“Credible job adverts should have a reference number indicated and a valid email address or contact number of the agent or company representative,” consultant Roxanne Oosthuizen told Africa Check.
“People can also call the actual firm and speak to their human resources representatives or internal recruitment team.” – Lloyd Hazvineyi (08/01/19)
Africa Check teams up with Facebook
Africa Check has partnered with Facebook to combat fake news and false information on the social platform. This fact-check is part of the initiative.
As part of its third-party fact-checking programme, Facebook allows its partners to see public articles, pictures or videos that have been flagged as potentially inaccurate.
Content rated as “false” by fact-checkers will be downgraded in news feeds. This means fewer people will see it.
You can help us identify fake news and false information on Facebook. This guide explains how.
© Copyright Africa Check 2019. Read our republishing guidelines. You may reproduce this piece or content from it for the purpose of reporting and/or discussing news and current events. This is subject to: Crediting Africa Check in the byline, keeping all hyperlinks to the sources used and adding this sentence at the end of your publication: “This report was written by Africa Check, a non-partisan fact-checking organisation.
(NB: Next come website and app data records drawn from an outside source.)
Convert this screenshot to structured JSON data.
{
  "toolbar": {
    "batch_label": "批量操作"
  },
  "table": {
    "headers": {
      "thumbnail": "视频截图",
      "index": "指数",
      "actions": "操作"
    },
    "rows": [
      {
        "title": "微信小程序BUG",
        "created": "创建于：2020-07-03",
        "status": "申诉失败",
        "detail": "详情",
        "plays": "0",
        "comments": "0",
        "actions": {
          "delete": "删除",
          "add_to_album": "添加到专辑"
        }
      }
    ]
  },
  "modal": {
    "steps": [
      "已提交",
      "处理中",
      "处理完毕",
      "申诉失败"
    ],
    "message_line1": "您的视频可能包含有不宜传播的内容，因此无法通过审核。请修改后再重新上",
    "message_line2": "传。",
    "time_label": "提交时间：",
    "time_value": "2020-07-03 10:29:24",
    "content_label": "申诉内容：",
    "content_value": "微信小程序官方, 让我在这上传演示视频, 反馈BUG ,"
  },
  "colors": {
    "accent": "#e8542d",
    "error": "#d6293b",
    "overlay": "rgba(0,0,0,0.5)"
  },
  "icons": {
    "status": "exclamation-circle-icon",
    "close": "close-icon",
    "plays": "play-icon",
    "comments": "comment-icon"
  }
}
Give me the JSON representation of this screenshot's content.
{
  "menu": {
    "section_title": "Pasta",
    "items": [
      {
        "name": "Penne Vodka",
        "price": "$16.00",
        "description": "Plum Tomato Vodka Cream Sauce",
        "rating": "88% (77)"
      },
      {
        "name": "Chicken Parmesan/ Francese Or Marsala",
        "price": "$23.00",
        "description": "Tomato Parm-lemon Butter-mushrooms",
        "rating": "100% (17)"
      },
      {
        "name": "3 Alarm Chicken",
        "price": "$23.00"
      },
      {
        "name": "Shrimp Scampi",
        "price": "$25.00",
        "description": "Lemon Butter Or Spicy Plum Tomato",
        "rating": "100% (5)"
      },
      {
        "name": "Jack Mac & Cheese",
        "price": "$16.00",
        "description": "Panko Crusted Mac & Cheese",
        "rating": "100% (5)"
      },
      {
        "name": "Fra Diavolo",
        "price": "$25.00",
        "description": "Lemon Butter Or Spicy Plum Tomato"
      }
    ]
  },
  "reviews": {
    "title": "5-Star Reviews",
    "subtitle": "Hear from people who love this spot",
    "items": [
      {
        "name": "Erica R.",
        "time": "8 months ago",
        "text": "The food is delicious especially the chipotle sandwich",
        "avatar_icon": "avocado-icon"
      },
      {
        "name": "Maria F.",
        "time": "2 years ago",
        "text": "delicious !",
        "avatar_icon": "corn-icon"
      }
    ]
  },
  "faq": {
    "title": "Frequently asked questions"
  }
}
View the original piece on their website", with a link back to this page.